Component data from apps and pages:
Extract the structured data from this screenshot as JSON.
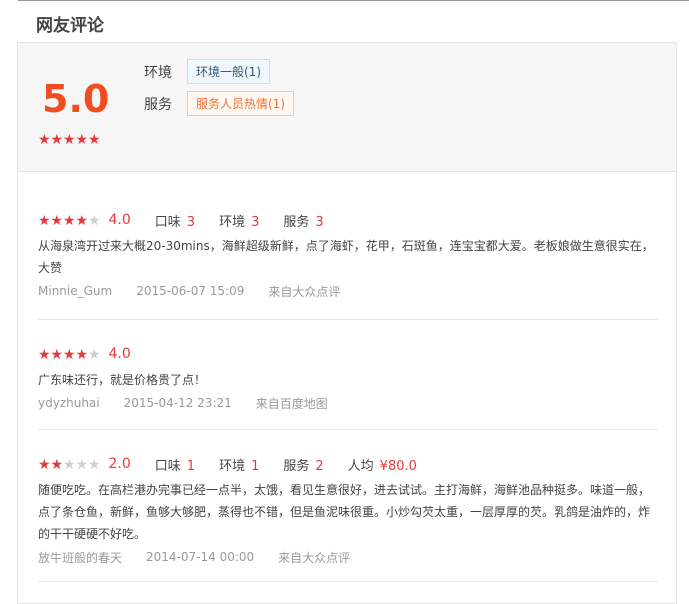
{
  "section": {
    "title": "网友评论"
  },
  "summary": {
    "score": "5.0",
    "stars": 5,
    "tags": [
      {
        "label": "环境",
        "tag": "环境一般(1)",
        "kind": "env"
      },
      {
        "label": "服务",
        "tag": "服务人员热情(1)",
        "kind": "svc"
      }
    ]
  },
  "reviews": [
    {
      "stars": 4,
      "score": "4.0",
      "subs": [
        {
          "label": "口味",
          "value": "3"
        },
        {
          "label": "环境",
          "value": "3"
        },
        {
          "label": "服务",
          "value": "3"
        }
      ],
      "text": "从海泉湾开过来大概20-30mins，海鲜超级新鲜，点了海虾，花甲，石斑鱼，连宝宝都大爱。老板娘做生意很实在，大赞",
      "user": "Minnie_Gum",
      "date": "2015-06-07 15:09",
      "source": "来自大众点评"
    },
    {
      "stars": 4,
      "score": "4.0",
      "subs": [],
      "text": "广东味还行，就是价格贵了点！",
      "user": "ydyzhuhai",
      "date": "2015-04-12 23:21",
      "source": "来自百度地图"
    },
    {
      "stars": 2,
      "score": "2.0",
      "subs": [
        {
          "label": "口味",
          "value": "1"
        },
        {
          "label": "环境",
          "value": "1"
        },
        {
          "label": "服务",
          "value": "2"
        },
        {
          "label": "人均",
          "value": "¥80.0"
        }
      ],
      "text": "随便吃吃。在高栏港办完事已经一点半，太饿，看见生意很好，进去试试。主打海鲜，海鲜池品种挺多。味道一般，点了条仓鱼，新鲜，鱼够大够肥，蒸得也不错，但是鱼泥味很重。小炒勾芡太重，一层厚厚的芡。乳鸽是油炸的，炸的干干硬硬不好吃。",
      "user": "放牛班般的春天",
      "date": "2014-07-14 00:00",
      "source": "来自大众点评"
    }
  ]
}
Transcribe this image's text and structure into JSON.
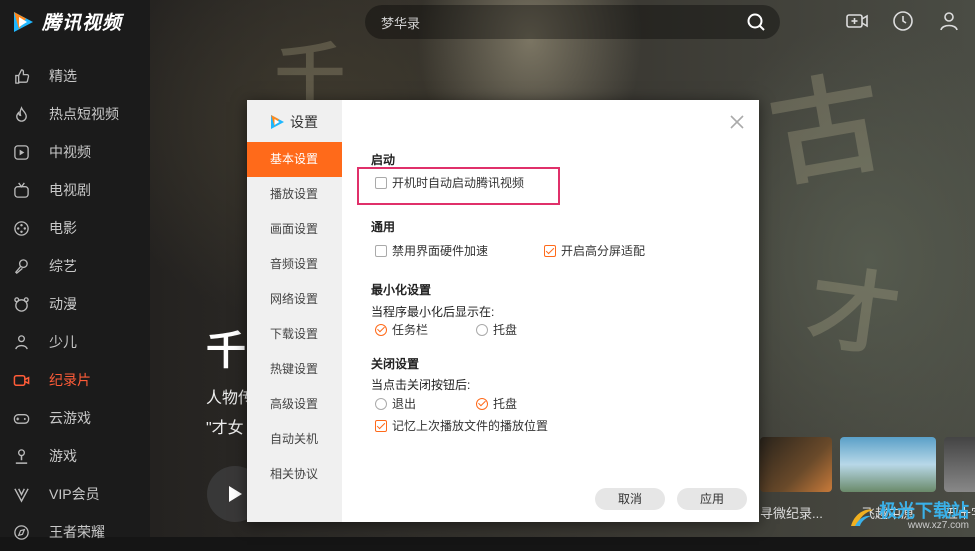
{
  "app": {
    "title": "腾讯视频"
  },
  "sidebar": {
    "items": [
      {
        "label": "精选",
        "icon": "thumb-up-icon"
      },
      {
        "label": "热点短视频",
        "icon": "flame-icon"
      },
      {
        "label": "中视频",
        "icon": "play-square-icon"
      },
      {
        "label": "电视剧",
        "icon": "tv-icon"
      },
      {
        "label": "电影",
        "icon": "film-reel-icon"
      },
      {
        "label": "综艺",
        "icon": "microphone-icon"
      },
      {
        "label": "动漫",
        "icon": "bear-face-icon"
      },
      {
        "label": "少儿",
        "icon": "child-icon"
      },
      {
        "label": "纪录片",
        "icon": "camera-icon",
        "active": true
      },
      {
        "label": "云游戏",
        "icon": "gamepad-icon"
      },
      {
        "label": "游戏",
        "icon": "joystick-icon"
      },
      {
        "label": "VIP会员",
        "icon": "vip-icon"
      },
      {
        "label": "王者荣耀",
        "icon": "compass-icon"
      }
    ]
  },
  "header": {
    "search_value": "梦华录"
  },
  "hero": {
    "title": "千",
    "line1": "人物传",
    "line2": "\"才女"
  },
  "thumbs": [
    {
      "caption": "寻微纪录..."
    },
    {
      "caption": "飞越中原"
    },
    {
      "caption": "五十字"
    }
  ],
  "watermark": {
    "text": "极光下载站",
    "url": "www.xz7.com"
  },
  "dialog": {
    "title": "设置",
    "tabs": [
      "基本设置",
      "播放设置",
      "画面设置",
      "音频设置",
      "网络设置",
      "下载设置",
      "热键设置",
      "高级设置",
      "自动关机",
      "相关协议"
    ],
    "active_tab": "基本设置",
    "sections": {
      "startup": {
        "heading": "启动",
        "autostart": "开机时自动启动腾讯视频"
      },
      "general": {
        "heading": "通用",
        "disable_hw": "禁用界面硬件加速",
        "high_dpi": "开启高分屏适配"
      },
      "minimize": {
        "heading": "最小化设置",
        "desc": "当程序最小化后显示在:",
        "taskbar": "任务栏",
        "tray": "托盘"
      },
      "close": {
        "heading": "关闭设置",
        "desc": "当点击关闭按钮后:",
        "exit": "退出",
        "tray": "托盘",
        "remember": "记忆上次播放文件的播放位置"
      }
    },
    "states": {
      "autostart": false,
      "disable_hw": false,
      "high_dpi": true,
      "minimize_to": "taskbar",
      "close_action": "tray",
      "remember": true
    },
    "buttons": {
      "cancel": "取消",
      "apply": "应用"
    }
  },
  "colors": {
    "accent": "#ff6a1a",
    "highlight_box": "#e0306a",
    "nav_active": "#ff5c38"
  }
}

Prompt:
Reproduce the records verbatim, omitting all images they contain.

Response to the exercise:
Extract the structured data from this screenshot as JSON.
{
  "section": {
    "title": "网友评论"
  },
  "summary": {
    "score": "5.0",
    "stars": 5,
    "tags": [
      {
        "label": "环境",
        "tag": "环境一般(1)",
        "kind": "env"
      },
      {
        "label": "服务",
        "tag": "服务人员热情(1)",
        "kind": "svc"
      }
    ]
  },
  "reviews": [
    {
      "stars": 4,
      "score": "4.0",
      "subs": [
        {
          "label": "口味",
          "value": "3"
        },
        {
          "label": "环境",
          "value": "3"
        },
        {
          "label": "服务",
          "value": "3"
        }
      ],
      "text": "从海泉湾开过来大概20-30mins，海鲜超级新鲜，点了海虾，花甲，石斑鱼，连宝宝都大爱。老板娘做生意很实在，大赞",
      "user": "Minnie_Gum",
      "date": "2015-06-07 15:09",
      "source": "来自大众点评"
    },
    {
      "stars": 4,
      "score": "4.0",
      "subs": [],
      "text": "广东味还行，就是价格贵了点！",
      "user": "ydyzhuhai",
      "date": "2015-04-12 23:21",
      "source": "来自百度地图"
    },
    {
      "stars": 2,
      "score": "2.0",
      "subs": [
        {
          "label": "口味",
          "value": "1"
        },
        {
          "label": "环境",
          "value": "1"
        },
        {
          "label": "服务",
          "value": "2"
        },
        {
          "label": "人均",
          "value": "¥80.0"
        }
      ],
      "text": "随便吃吃。在高栏港办完事已经一点半，太饿，看见生意很好，进去试试。主打海鲜，海鲜池品种挺多。味道一般，点了条仓鱼，新鲜，鱼够大够肥，蒸得也不错，但是鱼泥味很重。小炒勾芡太重，一层厚厚的芡。乳鸽是油炸的，炸的干干硬硬不好吃。",
      "user": "放牛班般的春天",
      "date": "2014-07-14 00:00",
      "source": "来自大众点评"
    }
  ]
}
Transcribe this image's text and structure into JSON.
{
  "app": {
    "title": "腾讯视频"
  },
  "sidebar": {
    "items": [
      {
        "label": "精选",
        "icon": "thumb-up-icon"
      },
      {
        "label": "热点短视频",
        "icon": "flame-icon"
      },
      {
        "label": "中视频",
        "icon": "play-square-icon"
      },
      {
        "label": "电视剧",
        "icon": "tv-icon"
      },
      {
        "label": "电影",
        "icon": "film-reel-icon"
      },
      {
        "label": "综艺",
        "icon": "microphone-icon"
      },
      {
        "label": "动漫",
        "icon": "bear-face-icon"
      },
      {
        "label": "少儿",
        "icon": "child-icon"
      },
      {
        "label": "纪录片",
        "icon": "camera-icon",
        "active": true
      },
      {
        "label": "云游戏",
        "icon": "gamepad-icon"
      },
      {
        "label": "游戏",
        "icon": "joystick-icon"
      },
      {
        "label": "VIP会员",
        "icon": "vip-icon"
      },
      {
        "label": "王者荣耀",
        "icon": "compass-icon"
      }
    ]
  },
  "header": {
    "search_value": "梦华录"
  },
  "hero": {
    "title": "千",
    "line1": "人物传",
    "line2": "\"才女"
  },
  "thumbs": [
    {
      "caption": "寻微纪录..."
    },
    {
      "caption": "飞越中原"
    },
    {
      "caption": "五十字"
    }
  ],
  "watermark": {
    "text": "极光下载站",
    "url": "www.xz7.com"
  },
  "dialog": {
    "title": "设置",
    "tabs": [
      "基本设置",
      "播放设置",
      "画面设置",
      "音频设置",
      "网络设置",
      "下载设置",
      "热键设置",
      "高级设置",
      "自动关机",
      "相关协议"
    ],
    "active_tab": "基本设置",
    "sections": {
      "startup": {
        "heading": "启动",
        "autostart": "开机时自动启动腾讯视频"
      },
      "general": {
        "heading": "通用",
        "disable_hw": "禁用界面硬件加速",
        "high_dpi": "开启高分屏适配"
      },
      "minimize": {
        "heading": "最小化设置",
        "desc": "当程序最小化后显示在:",
        "taskbar": "任务栏",
        "tray": "托盘"
      },
      "close": {
        "heading": "关闭设置",
        "desc": "当点击关闭按钮后:",
        "exit": "退出",
        "tray": "托盘",
        "remember": "记忆上次播放文件的播放位置"
      }
    },
    "states": {
      "autostart": false,
      "disable_hw": false,
      "high_dpi": true,
      "minimize_to": "taskbar",
      "close_action": "tray",
      "remember": true
    },
    "buttons": {
      "cancel": "取消",
      "apply": "应用"
    }
  },
  "colors": {
    "accent": "#ff6a1a",
    "highlight_box": "#e0306a",
    "nav_active": "#ff5c38"
  }
}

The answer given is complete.